» **PROMPT**:
Output the whole listing below. Keep it exact.

» **DATA RECORDS**:
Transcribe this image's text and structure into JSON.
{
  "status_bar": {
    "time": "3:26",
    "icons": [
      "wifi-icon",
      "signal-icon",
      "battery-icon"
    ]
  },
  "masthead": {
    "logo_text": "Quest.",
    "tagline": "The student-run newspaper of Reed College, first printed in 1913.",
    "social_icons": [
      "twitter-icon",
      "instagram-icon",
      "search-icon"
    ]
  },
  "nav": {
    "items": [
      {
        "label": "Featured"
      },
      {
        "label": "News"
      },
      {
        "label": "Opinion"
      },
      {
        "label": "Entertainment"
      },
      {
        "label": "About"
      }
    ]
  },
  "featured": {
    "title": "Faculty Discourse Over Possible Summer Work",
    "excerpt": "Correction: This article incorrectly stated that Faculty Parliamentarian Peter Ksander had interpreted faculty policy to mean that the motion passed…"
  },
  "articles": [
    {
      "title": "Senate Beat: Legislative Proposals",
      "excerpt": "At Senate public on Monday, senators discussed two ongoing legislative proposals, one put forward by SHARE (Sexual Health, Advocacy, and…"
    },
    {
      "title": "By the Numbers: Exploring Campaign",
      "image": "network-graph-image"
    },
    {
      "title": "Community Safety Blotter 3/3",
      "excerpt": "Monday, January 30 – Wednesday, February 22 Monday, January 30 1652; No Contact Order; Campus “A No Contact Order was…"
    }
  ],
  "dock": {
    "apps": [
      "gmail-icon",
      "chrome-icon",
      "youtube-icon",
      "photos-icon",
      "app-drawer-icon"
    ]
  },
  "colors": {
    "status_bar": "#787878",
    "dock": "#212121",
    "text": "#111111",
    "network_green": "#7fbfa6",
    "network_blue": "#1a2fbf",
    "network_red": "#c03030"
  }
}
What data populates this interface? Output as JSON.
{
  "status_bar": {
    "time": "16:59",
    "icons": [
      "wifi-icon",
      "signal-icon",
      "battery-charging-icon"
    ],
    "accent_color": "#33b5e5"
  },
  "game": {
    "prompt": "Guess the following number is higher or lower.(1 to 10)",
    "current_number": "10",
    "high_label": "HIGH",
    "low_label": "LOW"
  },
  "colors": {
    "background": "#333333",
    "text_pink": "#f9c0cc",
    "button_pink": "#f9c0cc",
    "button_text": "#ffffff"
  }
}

» **ANSWER**:
Transcribe this image's text and structure into JSON.
{
  "status_bar": {
    "time": "3:26",
    "icons": [
      "wifi-icon",
      "signal-icon",
      "battery-icon"
    ]
  },
  "masthead": {
    "logo_text": "Quest.",
    "tagline": "The student-run newspaper of Reed College, first printed in 1913.",
    "social_icons": [
      "twitter-icon",
      "instagram-icon",
      "search-icon"
    ]
  },
  "nav": {
    "items": [
      {
        "label": "Featured"
      },
      {
        "label": "News"
      },
      {
        "label": "Opinion"
      },
      {
        "label": "Entertainment"
      },
      {
        "label": "About"
      }
    ]
  },
  "featured": {
    "title": "Faculty Discourse Over Possible Summer Work",
    "excerpt": "Correction: This article incorrectly stated that Faculty Parliamentarian Peter Ksander had interpreted faculty policy to mean that the motion passed…"
  },
  "articles": [
    {
      "title": "Senate Beat: Legislative Proposals",
      "excerpt": "At Senate public on Monday, senators discussed two ongoing legislative proposals, one put forward by SHARE (Sexual Health, Advocacy, and…"
    },
    {
      "title": "By the Numbers: Exploring Campaign",
      "image": "network-graph-image"
    },
    {
      "title": "Community Safety Blotter 3/3",
      "excerpt": "Monday, January 30 – Wednesday, February 22 Monday, January 30 1652; No Contact Order; Campus “A No Contact Order was…"
    }
  ],
  "dock": {
    "apps": [
      "gmail-icon",
      "chrome-icon",
      "youtube-icon",
      "photos-icon",
      "app-drawer-icon"
    ]
  },
  "colors": {
    "status_bar": "#787878",
    "dock": "#212121",
    "text": "#111111",
    "network_green": "#7fbfa6",
    "network_blue": "#1a2fbf",
    "network_red": "#c03030"
  }
}
What data populates this interface? Output as JSON.
{
  "status_bar": {
    "time": "16:59",
    "icons": [
      "wifi-icon",
      "signal-icon",
      "battery-charging-icon"
    ],
    "accent_color": "#33b5e5"
  },
  "game": {
    "prompt": "Guess the following number is higher or lower.(1 to 10)",
    "current_number": "10",
    "high_label": "HIGH",
    "low_label": "LOW"
  },
  "colors": {
    "background": "#333333",
    "text_pink": "#f9c0cc",
    "button_pink": "#f9c0cc",
    "button_text": "#ffffff"
  }
}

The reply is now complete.